Jonny, from "The Love Song of Jonny Valentine," by Teddy Wayne. Told from the perspective of an 11-year-old triple-platinum pop star modeled on Justin Bieber (right down to the haircut), "The Love Song of Jonny Valentine" is a canny satire of the entertainment industry as well as a convincing, haunting look inside child stardom. Alone in his endless series of hotel rooms playing a video game and eating room service, Jonny Valentine is a branding, marketing and singing prodigy who has millions of fans and not one true friend. His heartbreaking misapprehension of his relationships with his tutor, his bodyguard, his warm-up act, and even his drugged tiger of a mom are evoked in a voice so real you want to climb inside the book and save him.

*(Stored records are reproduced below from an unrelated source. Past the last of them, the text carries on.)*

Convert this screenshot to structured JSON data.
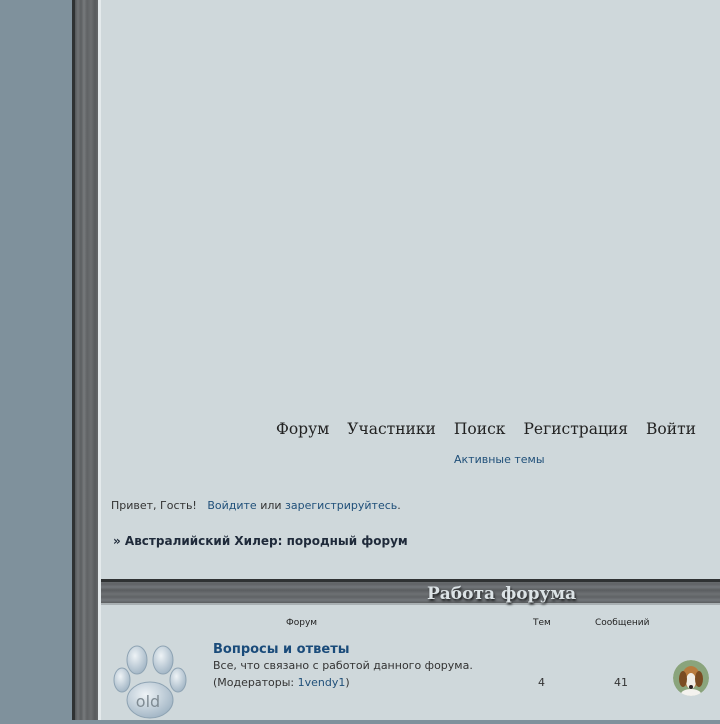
{
  "nav": {
    "items": [
      "Форум",
      "Участники",
      "Поиск",
      "Регистрация",
      "Войти"
    ],
    "active_topics": "Активные темы"
  },
  "greeting": {
    "prefix": "Привет, Гость!",
    "login": "Войдите",
    "or": "или",
    "register": "зарегистрируйтесь",
    "suffix": "."
  },
  "breadcrumb": "» Австралийский Хилер: породный форум",
  "category": {
    "title": "Работа форума",
    "columns": {
      "forum": "Форум",
      "topics": "Тем",
      "posts": "Сообщений"
    }
  },
  "forum": {
    "icon_text": "old",
    "title": "Вопросы и ответы",
    "description": "Все, что связано с работой данного форума.",
    "mods_prefix": "(Модераторы: ",
    "moderator": "1vendy1",
    "mods_suffix": ")",
    "topics": "4",
    "posts": "41"
  }
}
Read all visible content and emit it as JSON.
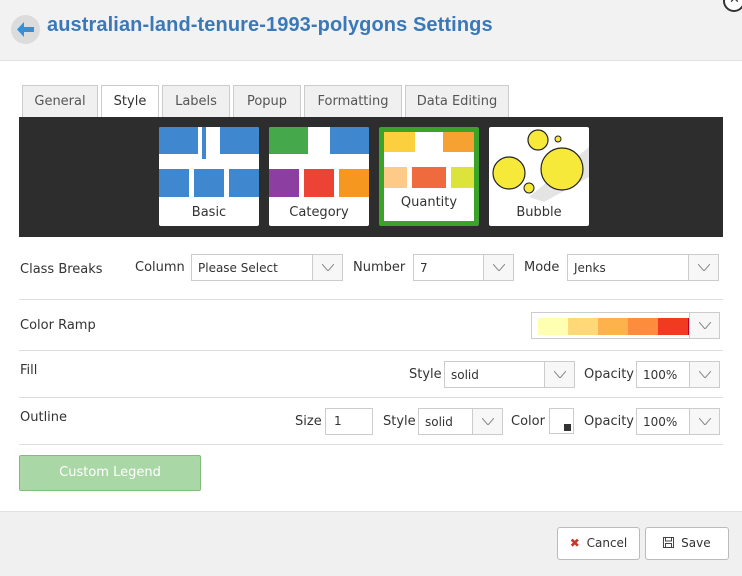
{
  "header": {
    "title": "australian-land-tenure-1993-polygons Settings"
  },
  "tabs": [
    {
      "label": "General"
    },
    {
      "label": "Style"
    },
    {
      "label": "Labels"
    },
    {
      "label": "Popup"
    },
    {
      "label": "Formatting"
    },
    {
      "label": "Data Editing"
    }
  ],
  "active_tab": "Style",
  "style_types": [
    {
      "label": "Basic"
    },
    {
      "label": "Category"
    },
    {
      "label": "Quantity"
    },
    {
      "label": "Bubble"
    }
  ],
  "selected_style": "Quantity",
  "class_breaks": {
    "label": "Class Breaks",
    "column_label": "Column",
    "column_value": "Please Select",
    "number_label": "Number",
    "number_value": "7",
    "mode_label": "Mode",
    "mode_value": "Jenks"
  },
  "color_ramp": {
    "label": "Color Ramp",
    "colors": [
      "#ffffb2",
      "#fed976",
      "#feb24c",
      "#fd8d3c",
      "#f03b20",
      "#bd0026"
    ]
  },
  "fill": {
    "label": "Fill",
    "style_label": "Style",
    "style_value": "solid",
    "opacity_label": "Opacity",
    "opacity_value": "100%"
  },
  "outline": {
    "label": "Outline",
    "size_label": "Size",
    "size_value": "1",
    "style_label": "Style",
    "style_value": "solid",
    "color_label": "Color",
    "color_value": "#ffffff",
    "opacity_label": "Opacity",
    "opacity_value": "100%"
  },
  "custom_legend_label": "Custom Legend",
  "footer": {
    "cancel_label": "Cancel",
    "save_label": "Save"
  },
  "colors": {
    "accent": "#3a78b8",
    "selected": "#39a427",
    "cancel_icon": "#c0392b"
  }
}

Boris, from "The Goldfinch," by Donna Tartt. The greatest fun in "The Goldfinch" is provided by an unsupervised 15-year-old badass named Boris Pavlikovsky, Russian by way of Australia, who befriends the narrator in the surreal, sunstruck Las Vegas suburbs where they have landed in mid-adolescence. Boris will take "Potter," as he calls the bespectacled narrator, under his wing, and initiate him into alcohol, drugs and the truest of friendships, founded on endless afternoons of pizza, petty crime and philosophical speculation. Boris understands Theo as no one else does, and saves him when no one else can, chattering nonstop in a hilarious patois of Russian-flavored English.
John Brown, from "The Good Lord Bird," by James McBride. James McBride's portrait of the fanatical abolitionist John Brown is an inspired literary rehabilitation, taking a man who was very likely a dour, chilling vigilante and turning him into a crazy roisterer for Jesus, a charismatic maniac whose might have stepped out of a Mark Twain novel or a Coen brothers film. The key to the portrayal is the eyes through which we see Brown, those of an 11-year-old slave freed in one of Brown's raids through no fault or wish of his own. "Onion," as Brown nicknames him, tells us things about Brown that history just cannot. "The Old Man was always broke and delayed in everything ... I sometimes reckon that Old John Brown wouldn't have started no trouble at all if he didn't have to feed so many people all the time." See -- he's just like us!
-- Marion Winik